Again, it depends on your level of observance. Yes, there are foods deemed “kosher” and “traif” (not kosher), and food that may not be eaten together. Pork and shellfish are traditionally forbidden, and milk and meat may not be eaten at the same meal. In the world I travel in, most Jews do not “keep kosher” at all. Some denominations say that these restrictions were based on food safety issues that are no longer relevant. Many say that following these restrictions is voluntary but encouraged, as a way of demonstrating “intention” and self-discipline, which can help one act correctly in more important matters as well. Other people believe it is an important part of their religion.

I myself don’t keep kosher at all, except during Passover, when I follow the guidelines for keeping kosher for Passover, following restrictions designed to remind us of what our ancestors had to eat while fleeing from slavery in the desert. I use separate dishes at this time, too. I do this because for me, making a “big deal” out of the holidays and following certain rituals increases the “special-ness” of the holidays. For me, rituals don’t have meanings in and of themselves, but they gain deep meaning over time, as you perform them as a child with your family over and over again, and positive family memories become fused to the memory of doing those things with your family, and so they become meaningful in a personal way. This is why I don’t believe in “letting children choose” their religion when they grow up. I don’t have any objection to someone rejecting or changing their religion, but if you’re not raised with some traditions and rituals, whatever they are – you can even make up your own as a family! – the traditions won’t have any meaning for you.

13.) What advice would you give to someone who’s considering joining your faith?

I don’t know. I guess find a synagogue with a rabbi and community that you relate to and that/who reflects your beliefs. If you’re planning to be a “synagogue Jew,” that is. You can practice all of Judaism without even going to shul (synagogue) at all. And ask questions, challenge stuff that doesn’t make sense, and argue. That’s what Jews do. J

14.) What is your faith’s most widely celebrated holiday, if any? (Brief descriptions welcome.)

Most widely-celebrated holiday? Passover. Think of it like another Thanksgiving, in a way. The whole extended family gets together. Guests are invited, including (and sometimes especially) non-Jewish friends. Everyone sits at the table and reads aloud from the “Haggadah,” a booklet that describes the Exodus, story of the Jews escaping slavery in Egypt. Four glasses (or at least, four swallows) of wine are drunk. The youngest child(ren) ask The Four Questions, which prompt the rest to explain the holiday.

Many families create their own version of the Haggadah to reflect their views of what they value most. The Seder can last ten minutes or more than an hour. Then everyone eats a meal with certain traditional food meant to remind us of parts of the story. At the end, most families have a tradition involving the children hiding or having to look for a hidden piece of Matzoh (the flat, unleavened bread that is an iconic symbol of the holiday.) Going to synagogue or services is not part of the holiday.

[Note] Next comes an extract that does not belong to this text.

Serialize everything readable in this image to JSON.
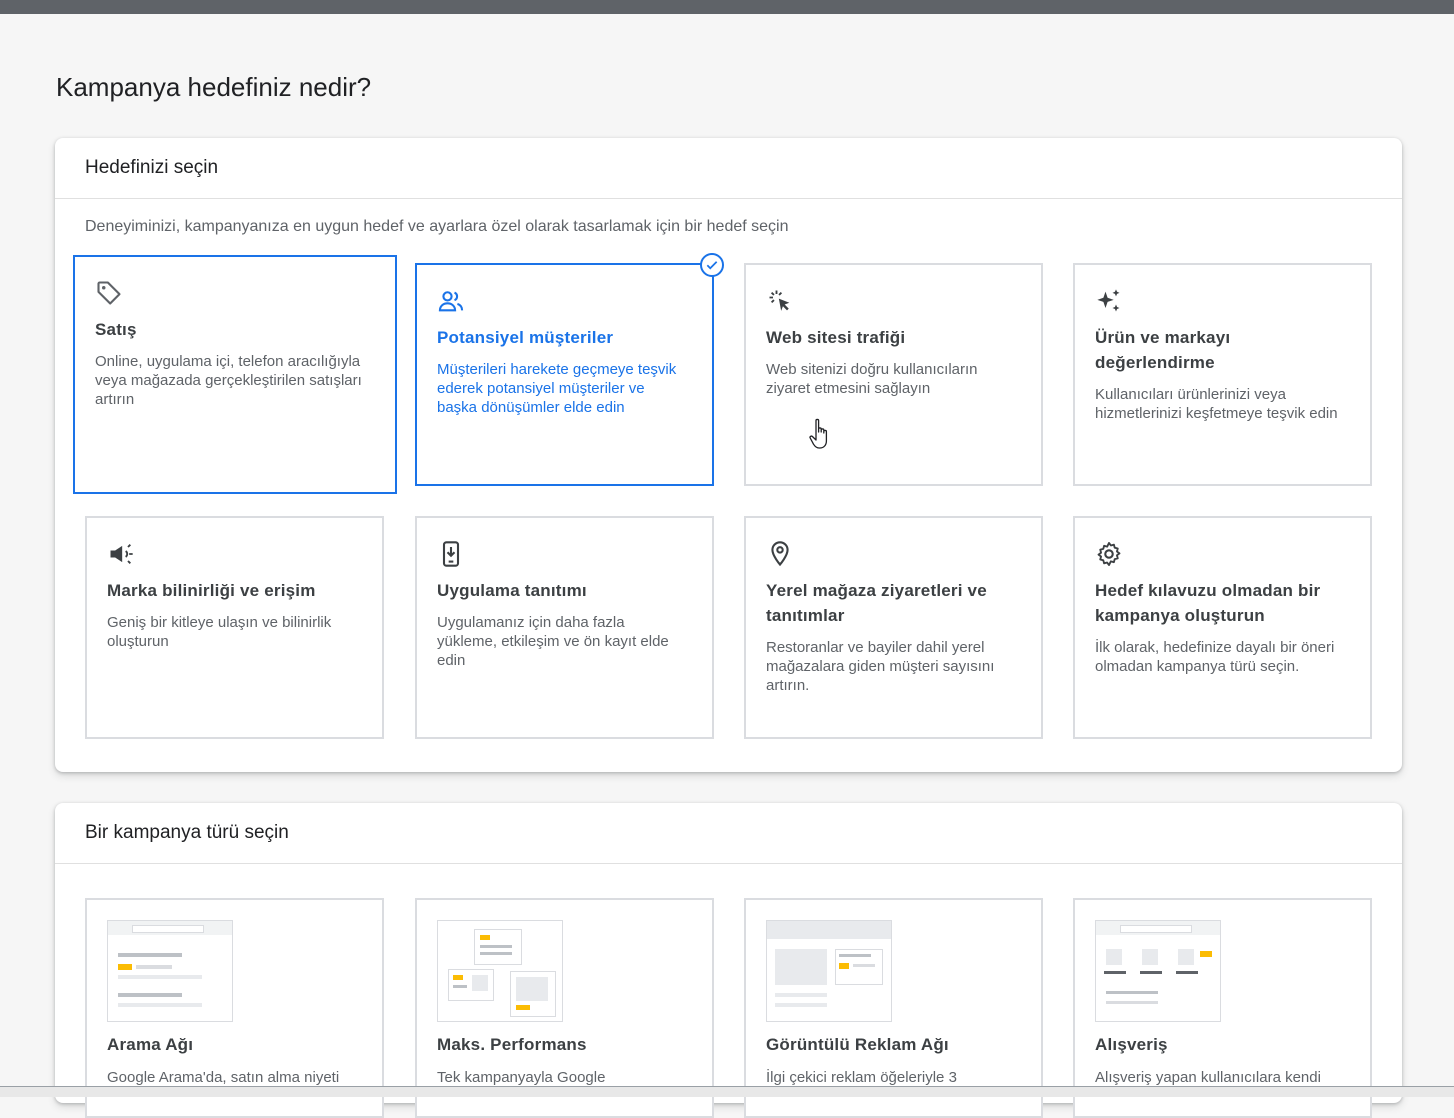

The holiday lasts for seven or eight days. Many families do two seders, on the first two nights. Some people keep certain food restrictions for the duration of the holiday.
Passover is probably the most beloved holiday. The most important are the High Holy Days: Rosh Hashanah and Yom Kippur. And the Sabbath.

Profile

midwestbuddha: (Default)
midwestbuddha

June 2012

S M T W T F S
     12
34 56789
10111213141516
17181920212223
24252627282930

Syndicate

RSS Atom

Most Popular Tags

Style Credit

Expand Cut Tags

No cut tags
Page generated Sep. 21st, 2017 12:09 pm
Powered by Dreamwidth Studios